In 1843, a repressive puritanism still hangs over Concord, Massachusetts, and Henry Thoreau, twenty-five years old, wants out. When his mentor, Ralph Waldo Emerson, gives him an opportunity to move to New York City, the lively center of the growing nation, Henry leaves Concord with no thought of ever returning.
In his journals, the 250-some pages about his trip to New York have been ripped out, the only substantial number of pages missing from the forty-seven journal volumes. What was so scandalous that Thoreau—or, more likely, his literary executor—decided no one should see it?
And why did Thoreau stay only six months in New York?

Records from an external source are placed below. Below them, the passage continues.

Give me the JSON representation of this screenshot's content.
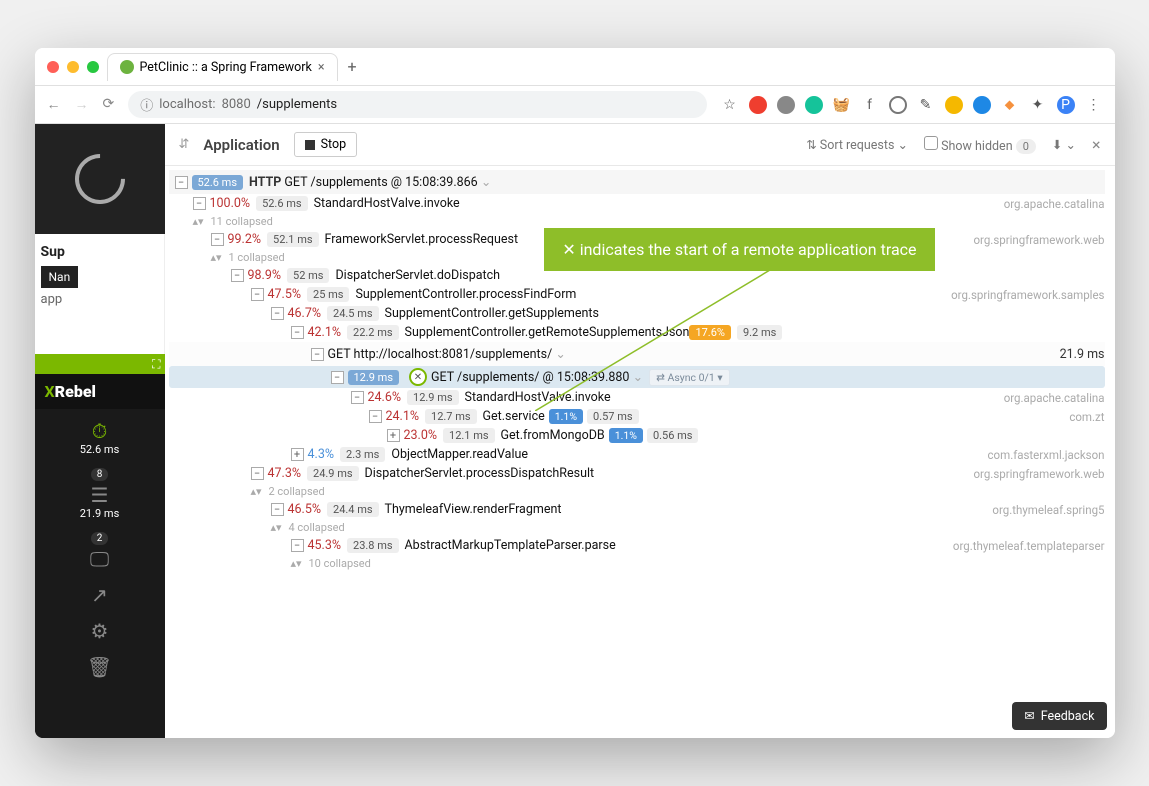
{
  "browser": {
    "tab_title": "PetClinic :: a Spring Framework",
    "url_host": "localhost:",
    "url_port": "8080",
    "url_path": "/supplements",
    "profile_letter": "P"
  },
  "traffic_colors": {
    "red": "#ff5f57",
    "yellow": "#febc2e",
    "green": "#28c840"
  },
  "sidebar": {
    "sup_title": "Sup",
    "name_btn": "Nan",
    "app_text": "app",
    "xrebel_logo_pre": "X",
    "xrebel_logo": "Rebel",
    "stat1": "52.6 ms",
    "stat2_badge": "8",
    "stat2": "21.9 ms",
    "stat3_badge": "2"
  },
  "toolbar": {
    "app_label": "Application",
    "stop_label": "Stop",
    "sort_label": "Sort requests",
    "show_hidden_label": "Show hidden",
    "hidden_count": "0"
  },
  "callout": {
    "text": "✕ indicates the start of a remote application trace"
  },
  "feedback_label": "Feedback",
  "tree": {
    "r0_ms": "52.6 ms",
    "r0_proto": "HTTP",
    "r0_method": "GET /supplements @ 15:08:39.866",
    "r1_pct": "100.0%",
    "r1_ms": "52.6 ms",
    "r1_method": "StandardHostValve.invoke",
    "r1_pkg": "org.apache.catalina",
    "r1_note": "11 collapsed",
    "r2_pct": "99.2%",
    "r2_ms": "52.1 ms",
    "r2_method": "FrameworkServlet.processRequest",
    "r2_pkg": "org.springframework.web",
    "r2_note": "1 collapsed",
    "r3_pct": "98.9%",
    "r3_ms": "52 ms",
    "r3_method": "DispatcherServlet.doDispatch",
    "r4_pct": "47.5%",
    "r4_ms": "25 ms",
    "r4_method": "SupplementController.processFindForm",
    "r4_pkg": "org.springframework.samples",
    "r5_pct": "46.7%",
    "r5_ms": "24.5 ms",
    "r5_method": "SupplementController.getSupplements",
    "r6_pct": "42.1%",
    "r6_ms": "22.2 ms",
    "r6_method": "SupplementController.getRemoteSupplementsJson",
    "r6_badge": "17.6%",
    "r6_ms2": "9.2 ms",
    "r7_method": "GET http://localhost:8081/supplements/",
    "r7_ms": "21.9 ms",
    "r8_ms": "12.9 ms",
    "r8_method": "GET /supplements/ @ 15:08:39.880",
    "r8_async": "⇄ Async 0/1 ▾",
    "r9_pct": "24.6%",
    "r9_ms": "12.9 ms",
    "r9_method": "StandardHostValve.invoke",
    "r9_pkg": "org.apache.catalina",
    "r10_pct": "24.1%",
    "r10_ms": "12.7 ms",
    "r10_method": "Get.service",
    "r10_badge": "1.1%",
    "r10_ms2": "0.57 ms",
    "r10_pkg": "com.zt",
    "r11_pct": "23.0%",
    "r11_ms": "12.1 ms",
    "r11_method": "Get.fromMongoDB",
    "r11_badge": "1.1%",
    "r11_ms2": "0.56 ms",
    "r12_pct": "4.3%",
    "r12_ms": "2.3 ms",
    "r12_method": "ObjectMapper.readValue",
    "r12_pkg": "com.fasterxml.jackson",
    "r13_pct": "47.3%",
    "r13_ms": "24.9 ms",
    "r13_method": "DispatcherServlet.processDispatchResult",
    "r13_pkg": "org.springframework.web",
    "r13_note": "2 collapsed",
    "r14_pct": "46.5%",
    "r14_ms": "24.4 ms",
    "r14_method": "ThymeleafView.renderFragment",
    "r14_pkg": "org.thymeleaf.spring5",
    "r14_note": "4 collapsed",
    "r15_pct": "45.3%",
    "r15_ms": "23.8 ms",
    "r15_method": "AbstractMarkupTemplateParser.parse",
    "r15_pkg": "org.thymeleaf.templateparser",
    "r15_note": "10 collapsed"
  }
}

Thoreau’s biographers go out of their way to convince us that the writer was heterosexual, although he never married and wrote freely in his journal about the beauty of men. His poem “Sympathy,” one of the few published in his lifetime, is a love poem to a boy who was his student. About that poem, one celebrated biographer went so far as to say, “When he wrote ‘he’ Thoreau really meant ‘she,’ and when he wrote ‘him,’ he really meant ‘her.'” When in his journal Thoreau wrote, “There is more than maiden modesty between us . . . I have no feature so fair as my love for him,” that same biographer said, “There is little doubt that ‘her’ was meant. . . . There are, indeed, many passages . . . where Henry’s emotional experiences with women are memorialized under a camouflage of masculine pronouns.”
By denying Thoreau's real sexuality, scholars have reduced him to a wooden icon. But this sexuality can humanize the man.

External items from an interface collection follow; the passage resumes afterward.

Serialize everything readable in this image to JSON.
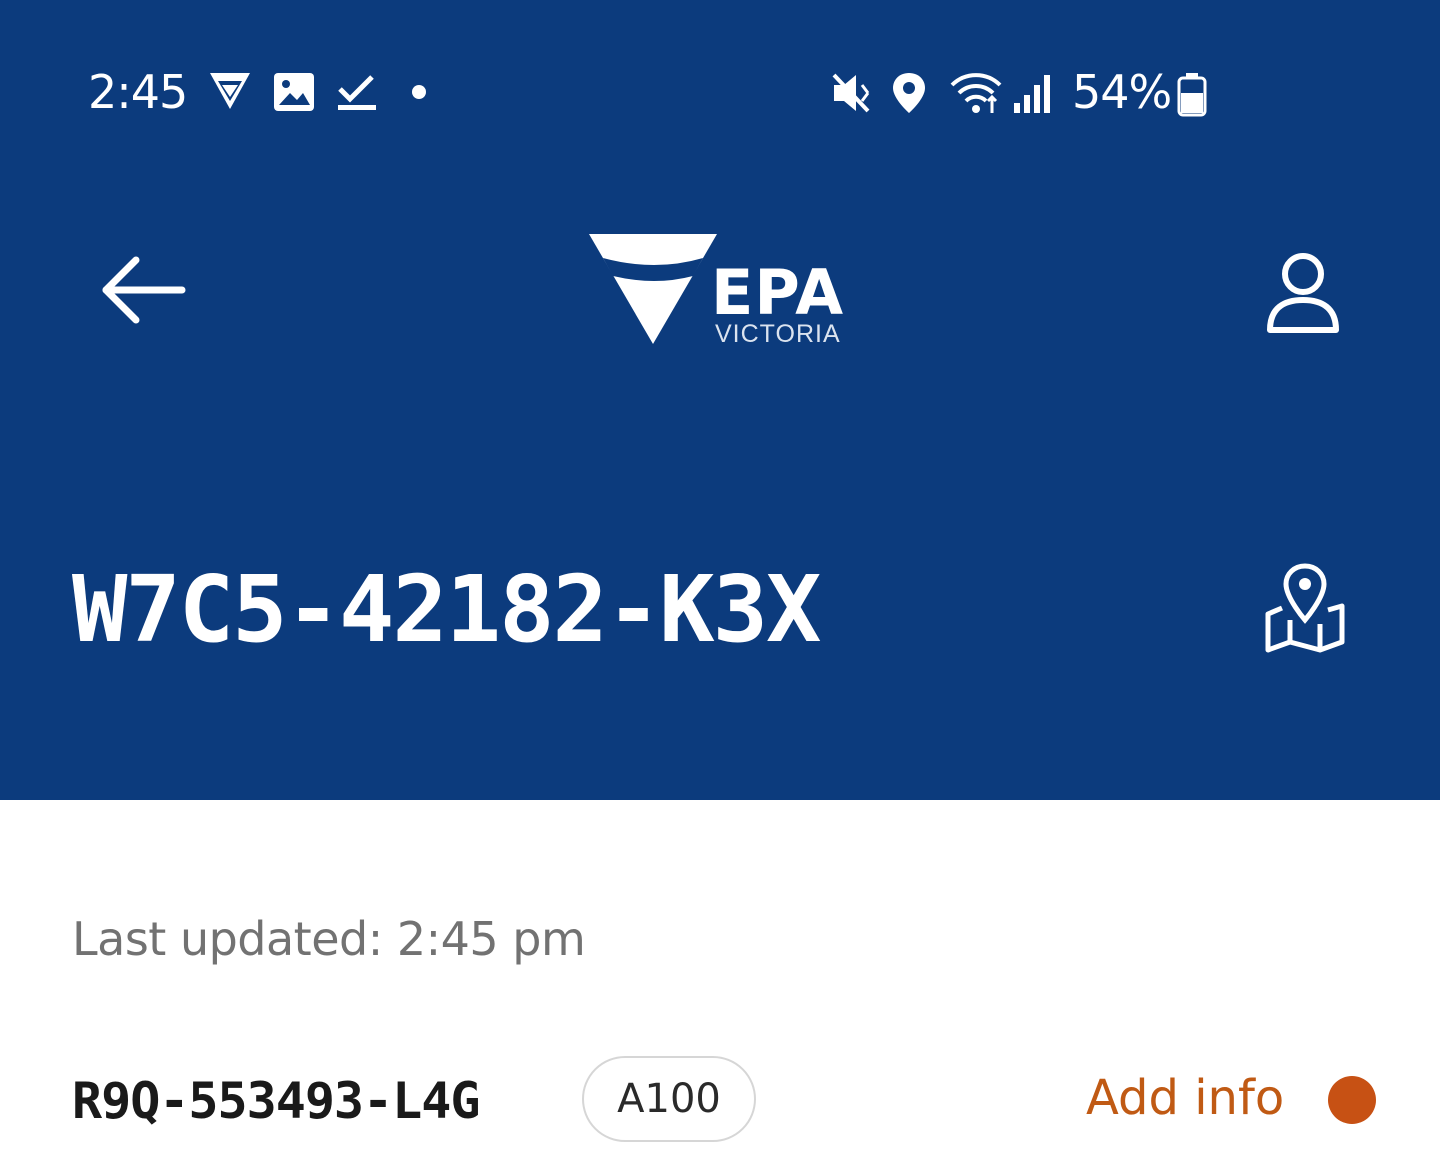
{
  "status_bar": {
    "time": "2:45",
    "battery_percent": "54%",
    "icons": [
      "download-notification-icon",
      "image-icon",
      "checklist-icon",
      "dot-icon",
      "vibrate-mute-icon",
      "location-icon",
      "wifi-icon",
      "signal-icon",
      "battery-icon"
    ]
  },
  "header": {
    "background_color": "#0c3b7d",
    "logo_text": "EPA",
    "logo_subtext": "VICTORIA",
    "title": "W7C5-42182-K3X",
    "back_icon": "arrow-left-icon",
    "profile_icon": "user-icon",
    "map_icon": "map-pin-icon"
  },
  "content": {
    "last_updated": "Last updated: 2:45 pm",
    "item": {
      "id": "R9Q-553493-L4G",
      "badge": "A100",
      "action_label": "Add info",
      "action_color": "#c05a14"
    }
  }
}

“Thoreau in Love” imagines the time of the missing pages, when Thoreau emerged from his shell and explored the wider world and himself before he returned to Concord, where he fearlessly lived the rest of his life and became the great naturalist and literary giant.